Saturday, September 10, 2016
Revisiting Old Doordarshan News Readers and Anchors - Rini Simon Khanna
Rini Simon Khanna (born 1964) is a noted Indian television news anchor, who worked with state-run Doordarshan (1985 – 2001), which made her a "household name", and later started a career as voice-over professional and anchor person for various events. She started her career as a newscaster with All India Radio in 1982. Born Rini Simon in Kerala, she grew up in Delhi and numerous cities as her father an officer with the Indian Air Force traveled like all service personnel do. So she studied in almost nine schools in Delhi, Halwara (Punjab), Mumbai, Jodhpur, Bagdogra, Tambaram and back in Delhi. She finished her schooling from The Air Force School at Subroto Park, Delhi in 1981. Thereafter she graduated in English literature from Jesus and Mary College, Delhi University, and did her post graduation in History and also did a PG diploma in Journalism from Indian Institute of Mass Communication (IIMC), New Delhi. With a career that spans three decades now, Rini began producing and hosting programmes and interviews on India’s National Radio, All India Radio at 13 and was soon selected to read the Prime time National News on All India Radio. In addition she does commentary on prestigious occasions such as Independence day, Republic day etc. for television and radio.
She was handpicked from Radio to anchor the National news on Delhi Doordarshan, the premier Indian television channel in 1985, co-anchoring news with Tejeshwar Singh .In addition to presenting news, Rini is an experienced Voice talent, rendering commentary and voiceovers for documentaries, advt films and feature-films. She also anchors international and national conferences, cultural shows and seminars for prestigious organisations, UN agencies, corporate groups and Government agencies. She has also given the female voice over for the Delhi Metro along with male voice over of Shammi Narang. She is married to businessman husband Deepak Khanna. The couple lives in Vasant Kunj, New Delhi and have 25-year-old son Sahil khanna.

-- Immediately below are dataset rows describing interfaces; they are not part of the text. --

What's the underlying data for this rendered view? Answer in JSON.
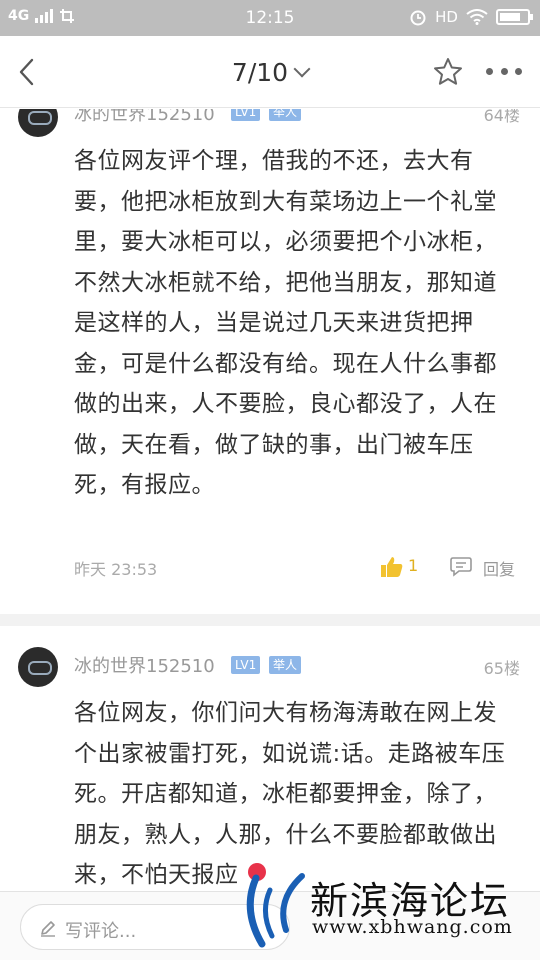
{
  "status_bar": {
    "network": "4G",
    "time": "12:15",
    "hd": "HD",
    "icons": [
      "signal-icon",
      "screenshot-icon",
      "alarm-icon",
      "wifi-icon",
      "battery-icon"
    ]
  },
  "header": {
    "page_indicator": "7/10",
    "icons": [
      "back-arrow-icon",
      "chevron-down-icon",
      "star-icon",
      "more-icon"
    ]
  },
  "posts": [
    {
      "username": "冰的世界152510",
      "level": "LV1",
      "role": "举人",
      "floor": "64楼",
      "text": "各位网友评个理，借我的不还，去大有要，他把冰柜放到大有菜场边上一个礼堂里，要大冰柜可以，必须要把个小冰柜，不然大冰柜就不给，把他当朋友，那知道是这样的人，当是说过几天来进货把押金，可是什么都没有给。现在人什么事都做的出来，人不要脸，良心都没了，人在做，天在看，做了缺的事，出门被车压死，有报应。",
      "time": "昨天 23:53",
      "likes": "1",
      "reply_label": "回复"
    },
    {
      "username": "冰的世界152510",
      "level": "LV1",
      "role": "举人",
      "floor": "65楼",
      "text": "各位网友，你们问大有杨海涛敢在网上发个出家被雷打死，如说谎:话。走路被车压死。开店都知道，冰柜都要押金，除了，朋友，熟人，人那，什么不要脸都敢做出来，不怕天报应"
    }
  ],
  "bottom_bar": {
    "comment_placeholder": "写评论..."
  },
  "watermark": {
    "title": "新滨海论坛",
    "url": "www.xbhwang.com"
  },
  "colors": {
    "status_bar_bg": "#bdbdbd",
    "badge_bg": "#8db6e8",
    "like_color": "#e0b020",
    "divider": "#f2f2f2",
    "watermark_blue": "#1a5fb4"
  }
}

Rewinding to a sepia-toned era, Khanna recalls, "It's been a long journey and one that gave me immense joy. I have my share of wonderful memories of hectic days and tight deadlines." So what does it take to be a good television anchor? "Primarily, news anchors need to be good communicators, with a pleasant personality, a pulse for current affairs and the ability to present events without sensationalising them. But they also need a measured urgency to inform, highlight and empathise," explains Khanna, who landed a job with DD after clearing a written exam and several rounds of auditions. 'Passion' is a relative term in the newsroom, and for Khanna it is synonymous with connecting with viewers rather than 'hunting down' news and intruding into people's lives. "You cannot pretend to be interested; you have to be convinced of what you're saying," she underlines, adding, "Intrusion in any form is repulsive." Of course, changing times and the 'new media' have significantly altered the way journalists conduct themselves. "Today, the need to share is more than it used to be and the ease with which ordinary people can do this makes it very difficult to draw boundaries around what is private and what is public," concedes Khanna. "However, there are clear norms that journalists must follow and such intrusiveness can be curbed if people specify how much they want to share."

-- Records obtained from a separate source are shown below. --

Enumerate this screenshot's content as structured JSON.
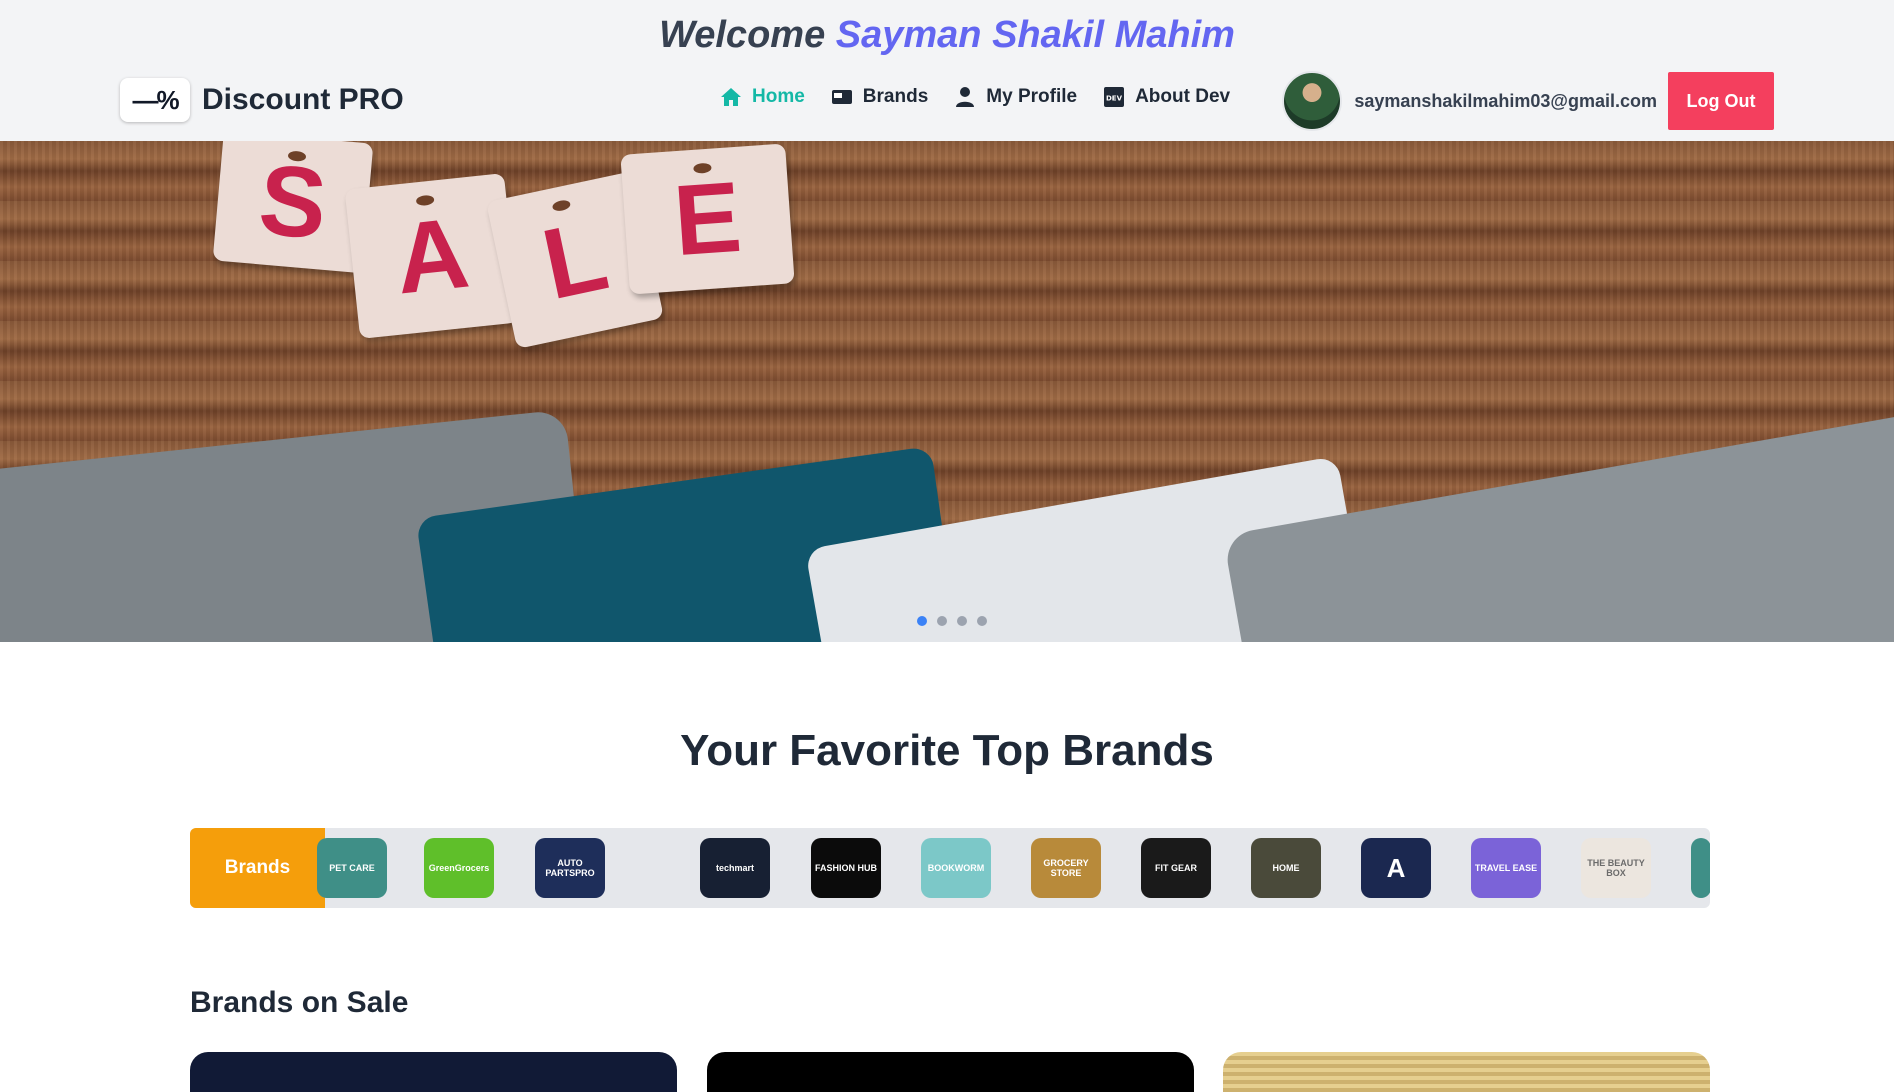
{
  "header": {
    "welcome_prefix": "Welcome",
    "user_name": "Sayman Shakil Mahim",
    "brand_name": "Discount PRO",
    "nav": [
      {
        "label": "Home",
        "icon": "home-icon",
        "active": true
      },
      {
        "label": "Brands",
        "icon": "card-icon",
        "active": false
      },
      {
        "label": "My Profile",
        "icon": "user-icon",
        "active": false
      },
      {
        "label": "About Dev",
        "icon": "dev-icon",
        "active": false
      }
    ],
    "email": "saymanshakilmahim03@gmail.com",
    "logout_label": "Log Out"
  },
  "hero": {
    "tag_letters": [
      "S",
      "A",
      "L",
      "E"
    ],
    "slides_total": 4,
    "active_slide": 1
  },
  "top_brands": {
    "title": "Your Favorite Top Brands",
    "label": "Brands",
    "logos": [
      {
        "name": "PET CARE",
        "color": "#3f8f87"
      },
      {
        "name": "GreenGrocers",
        "color": "#5fbf2a"
      },
      {
        "name": "AUTO PARTSPRO",
        "color": "#1e2e5a"
      },
      {
        "name": "techmart",
        "color": "#172033"
      },
      {
        "name": "FASHION HUB",
        "color": "#0b0b0b"
      },
      {
        "name": "BOOKWORM",
        "color": "#7cc8c8"
      },
      {
        "name": "GROCERY STORE",
        "color": "#b88a3a"
      },
      {
        "name": "FIT GEAR",
        "color": "#1a1a1a"
      },
      {
        "name": "HOME",
        "color": "#4a4a3a"
      },
      {
        "name": "A",
        "color": "#1b2850"
      },
      {
        "name": "TRAVEL EASE",
        "color": "#7b63d8"
      },
      {
        "name": "THE BEAUTY BOX",
        "color": "#ece6df"
      }
    ]
  },
  "brands_on_sale": {
    "title": "Brands on Sale"
  },
  "colors": {
    "accent": "#14b8a6",
    "welcome_name": "#6366f1",
    "logout": "#f43f5e",
    "brands_label": "#f59e0b"
  }
}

According to her, DD's newsreaders enjoyed pleasures and privileges money couldn't buy. "I was on holiday in Ranikhet and we ran out of petrol," she recalls. "We checked into a small hotel and went scouting around. We saw an Air Force station and adventurously walked in and asked the security guard if we could meet the commanding officer. He recognised me and informed the commanding officer, who was also a great fan! We shared a wonderful evening with them. The next morning, we found a whole tank of fuel for our onward journey to Almora. How can one ever repay such generosity?" In Khanna's view, DD's self-censoring style was a means to discipline newsreaders, to avoid them 'interpreting' the news. "We were able to perform our duties without really being on a leash," she explains. "There was no interference, only an understanding that we adhere to the norms of decency and the need to inform relevant and important news. We were not encouraged to 'colour' news in any way; we had to keep it as objective and as close to the truth as possible." The DD veteran agrees that news anchors today need to constantly evolve and adapt to a fast-changing medium. "But the scams revealing layers of corruption and fixing between journalists, lobbyists and politicians are a huge letdown to the trust the Fourth Estate enjoys," she adds. DD began to lose its exclusivity—and viewers—with the advent of private channels in the early 1990s. But Khanna quit for personal reasons. And she has no regrets. "Today's aggressiveness and competitiveness do not appeal to me and I choose not to be a part of it," says Khanna firmly. She continues to hold her former employer in high regard. "DD is still the biggest national public broadcaster and the government's communication arm," she asserts. "I have great respect for them and continue to work with them whenever they ask me to. The reach of Doordarshan is legendary and, in remote places, it remains the only means of information and entertainment despite the presence of satellite TV. People respect it for its non-sensational, comprehensive and reliable coverage."